By Charles Boehm
Ask any soccer tournament director in the mid-Atlantic region about their biggest fears during a late-summer event, and they’ll probably tell you it’s the threat of foul weather. The Eastern Seaboard’s muggy air often seems to be a magnet for dramatic storm fronts rolling in from Canada or the Caribbean, often prompting heavy rains and thunderheads.
The August Cup tournament, held over the final weekend of the month at the Maryland SoccerPlex and several other sites across Montgomery County, Md., saw its luck run out over the past two editions after years of mostly fine weather in its early years of existence.
A year ago the tourney, which began in 2003 and is jointly hosted by Maryland Rush Soccer Club and the Damascus Soccer Club, had to proactively cancel its Sunday schedule due to the impending arrival of the massive Hurricane Irene. And last month’s 2012 August Cup found itself dodging large thunderstorms that eventually led to the cancellation of its Sunday afternoon championship games.
“We went the eight years previous with perfect weather, but the last two years it got us,” tournament director Everett Hovencamp told Soccer Wire with a wry chuckle earlier this week. “The lightning started around noon, and started and stopped about four times. We waited a few hours, but clearly weren’t going to be able to get games in safely.”
August Cup is a GotSoccer-sanctioned event, a system which does not award rankings points to division co-champions. So calling off the championship finals forced Hovencamp and his staff to determine divison winners via tiebreaker procedures like head-to-head results in earlier rounds, goal differential and so on. This was frustrating for all parties involved, but inevitable in the end.
“Of course, everyone wants GotSoccer points, and their trophies and medals. GotSoccer won’t award any points under co-champions, so we had to do co-finalists,” explained Hovencamp. “Some people don’t like that, but once you get rained out, it’s hard to judge fairly who’s champions, even under the tiebreaker… It’s tweaked a few people, but we’ll be back. We’ll get eight more years of good weather again.”
He and his staff did find their task made much simpler by the SoccerPlex’s advanced lightning detection system, which can detect and pinpoint electrical storm activity with far more accuracy and time efficiency than traditional, fieldside methods.
“Outside it was sunny.
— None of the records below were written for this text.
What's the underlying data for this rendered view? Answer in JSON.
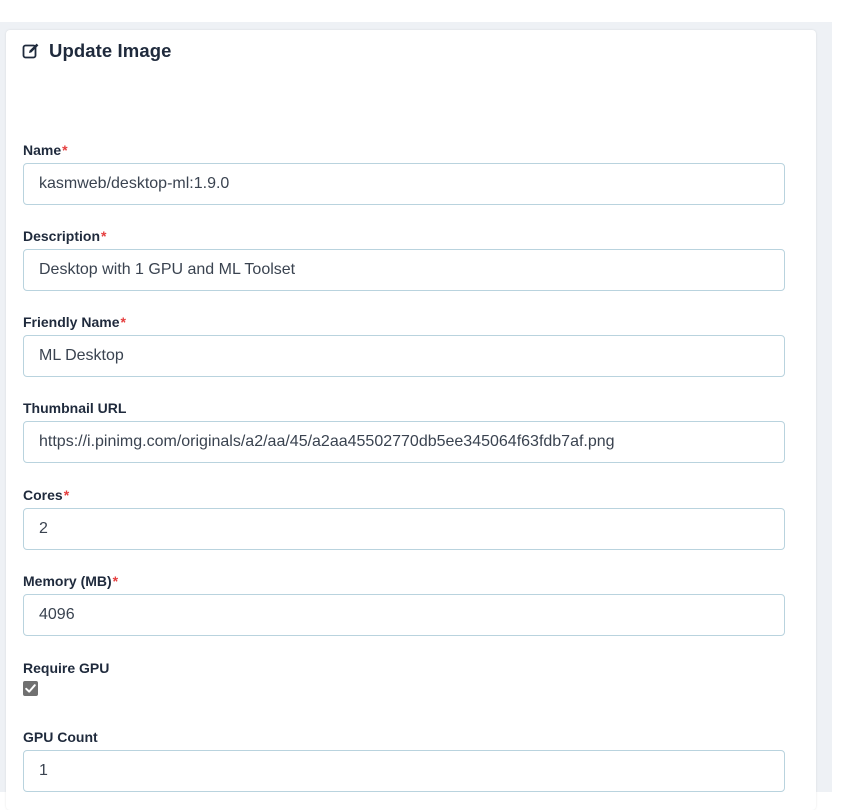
{
  "header": {
    "icon": "edit-icon",
    "title": "Update Image"
  },
  "form": {
    "name": {
      "label": "Name",
      "required": "*",
      "value": "kasmweb/desktop-ml:1.9.0"
    },
    "description": {
      "label": "Description",
      "required": "*",
      "value": "Desktop with 1 GPU and ML Toolset"
    },
    "friendly_name": {
      "label": "Friendly Name",
      "required": "*",
      "value": "ML Desktop"
    },
    "thumbnail_url": {
      "label": "Thumbnail URL",
      "value": "https://i.pinimg.com/originals/a2/aa/45/a2aa45502770db5ee345064f63fdb7af.png"
    },
    "cores": {
      "label": "Cores",
      "required": "*",
      "value": "2"
    },
    "memory": {
      "label": "Memory (MB)",
      "required": "*",
      "value": "4096"
    },
    "require_gpu": {
      "label": "Require GPU",
      "checked": true
    },
    "gpu_count": {
      "label": "GPU Count",
      "value": "1"
    }
  },
  "colors": {
    "required_marker": "#e53e3e",
    "input_border": "#b9d3de",
    "checkbox_fill": "#707070",
    "page_background": "#eef1f5"
  }
}
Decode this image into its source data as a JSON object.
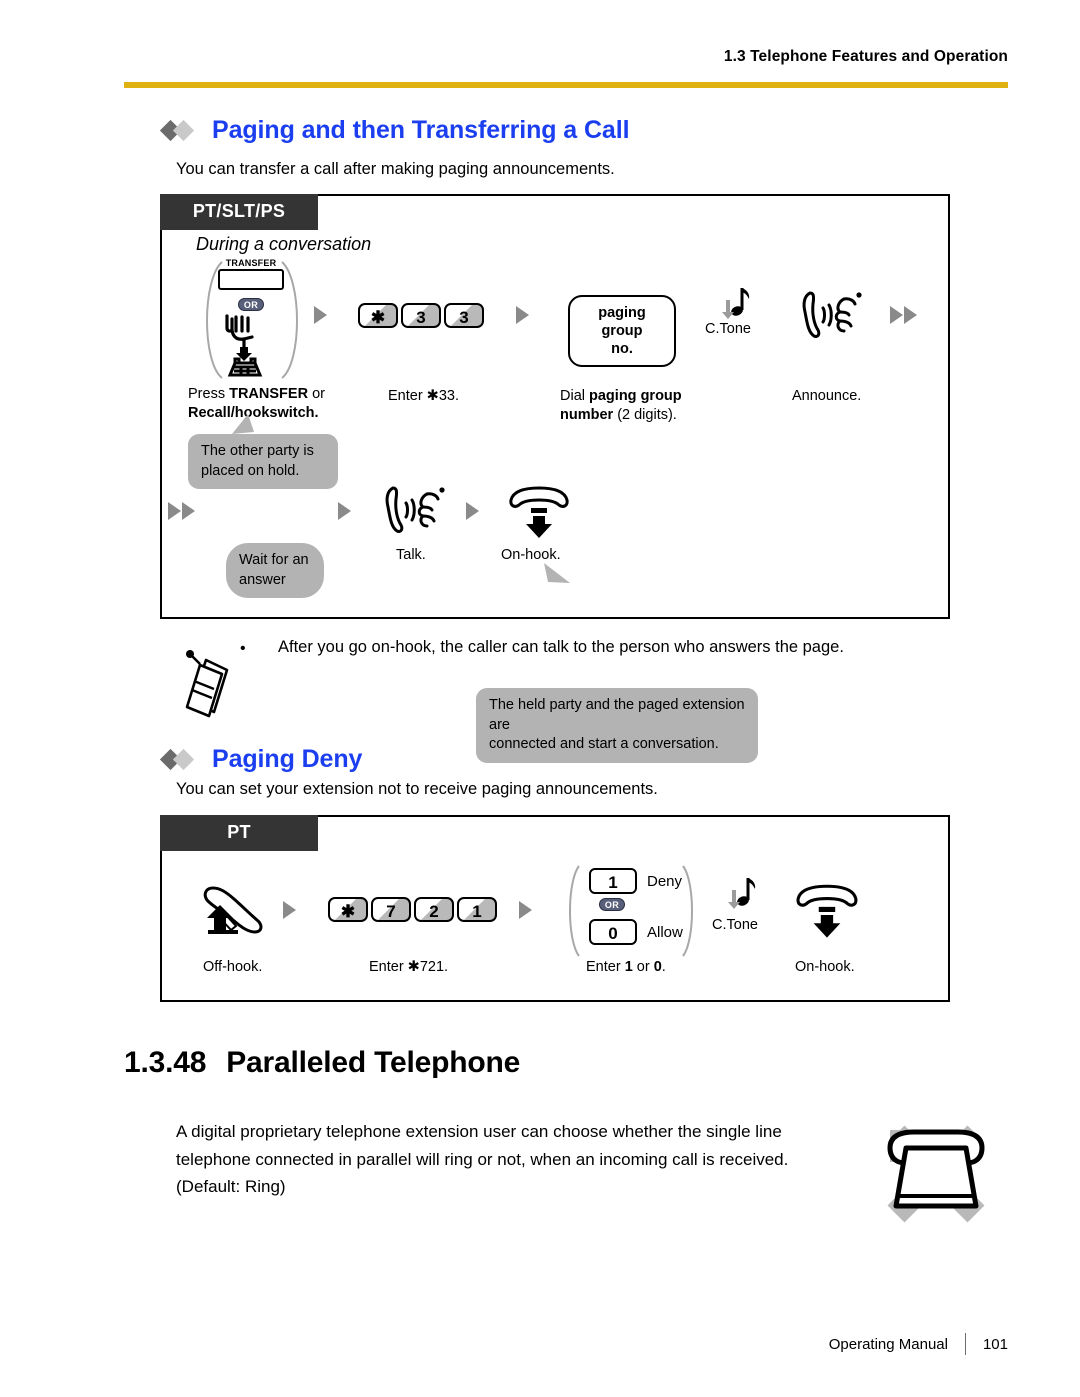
{
  "header": {
    "chapter_title": "1.3 Telephone Features and Operation",
    "rule_color": "#e0b113"
  },
  "features": [
    {
      "title": "Paging and then Transferring a Call",
      "description": "You can transfer a call after making paging announcements.",
      "phone_types": "PT/SLT/PS",
      "box_caption": "During a conversation",
      "steps": {
        "softkey_label": "TRANSFER",
        "or_badge": "OR",
        "step1_label_line1_prefix": "Press ",
        "step1_label_line1_bold": "TRANSFER",
        "step1_label_line1_suffix": " or",
        "step1_label_line2": "Recall/hookswitch.",
        "keys_33": [
          "✱",
          "3",
          "3"
        ],
        "step2_label": "Enter ✱33.",
        "field_line1": "paging group",
        "field_line2": "no.",
        "step3_prefix": "Dial ",
        "step3_bold": "paging group number",
        "step3_suffix": " (2 digits).",
        "ctone_label": "C.Tone",
        "announce_label": "Announce.",
        "callout_hold_line1": "The other party is",
        "callout_hold_line2": "placed on hold.",
        "wait_pill_line1": "Wait for an",
        "wait_pill_line2": "answer",
        "talk_label": "Talk.",
        "onhook_label": "On-hook.",
        "callout_connected_line1": "The held party and the paged extension are",
        "callout_connected_line2": "connected and start a conversation."
      },
      "note_bullet": "After you go on-hook, the caller can talk to the person who answers the page."
    },
    {
      "title": "Paging Deny",
      "description": "You can set your extension not to receive paging announcements.",
      "phone_types": "PT",
      "steps": {
        "offhook_label": "Off-hook.",
        "keys_721": [
          "✱",
          "7",
          "2",
          "1"
        ],
        "enter_label": "Enter ✱721.",
        "deny_key": "1",
        "deny_text": "Deny",
        "or_badge": "OR",
        "allow_key": "0",
        "allow_text": "Allow",
        "enter_choice_prefix": "Enter ",
        "enter_choice_a": "1",
        "enter_choice_mid": " or ",
        "enter_choice_b": "0",
        "enter_choice_suffix": ".",
        "ctone_label": "C.Tone",
        "onhook_label": "On-hook."
      }
    }
  ],
  "section": {
    "number": "1.3.48",
    "title": "Paralleled Telephone",
    "body_line1": "A digital proprietary telephone extension user can choose whether the single line",
    "body_line2": "telephone connected in parallel will ring or not, when an incoming call is received.",
    "body_line3": "(Default: Ring)"
  },
  "footer": {
    "manual_name": "Operating Manual",
    "page_number": "101"
  }
}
What people couldn’t see what that there were lightning strikes five miles away,” noted Hovencamp. “We could see the radar, because they’re tied in and can see lightning strikes 30 miles away on their system. We could see every one that was happening.
“Their system is unbelievable. I was amazed, I could see every lightning strike,” he added. “Normally, when referees do it manually, I believe it’s a 30-minute window where you have to wait from the last lightning or thunder. With the SoccerPlex’s system, they’ve cut it down to 15 minutes, because they can see everything around, what’s coming and what’s going. It actually speeds up the process.”
While last year’s decision to cancel the event’s Sunday slate, which Hovencamp says was influenced by Montgomery County schools beginning fall classes the next day, drew very mixed feedback, there was little debate about the lingering danger posed by this year’s storms. And he believes it was a banner year for August Cup anyway, with 280 teams entered, many of a very high level, including several state champion squads as well as Braddock Road YC 95 Elite (Va.), U.S. Youth Soccer’s Under-16 girls national champions.
BRYC 95 Elite were honored at halftime of the Celebration of Women’s Soccer, a well-attended charity match featuring many former Washington Freedom players at the SoccerPlex on August 25. August Cup partnered with that event and Hovencamp, who says he’ll return as tournament director for at least one more year and likely more, was very pleased with the results. He was also pleasantly surprised by a major jump in overall quality of this year’s August Cup entrants.
“It was a very good year for us, one of the best ever,” said Hovencamp, who hopes to gradually move as much of the tourney as possible to SoccerPlex’s fields. “We used to be a mid-level tournament, and we had state champions in here – why the drastic change, I’m not sure, but I’ll take it.”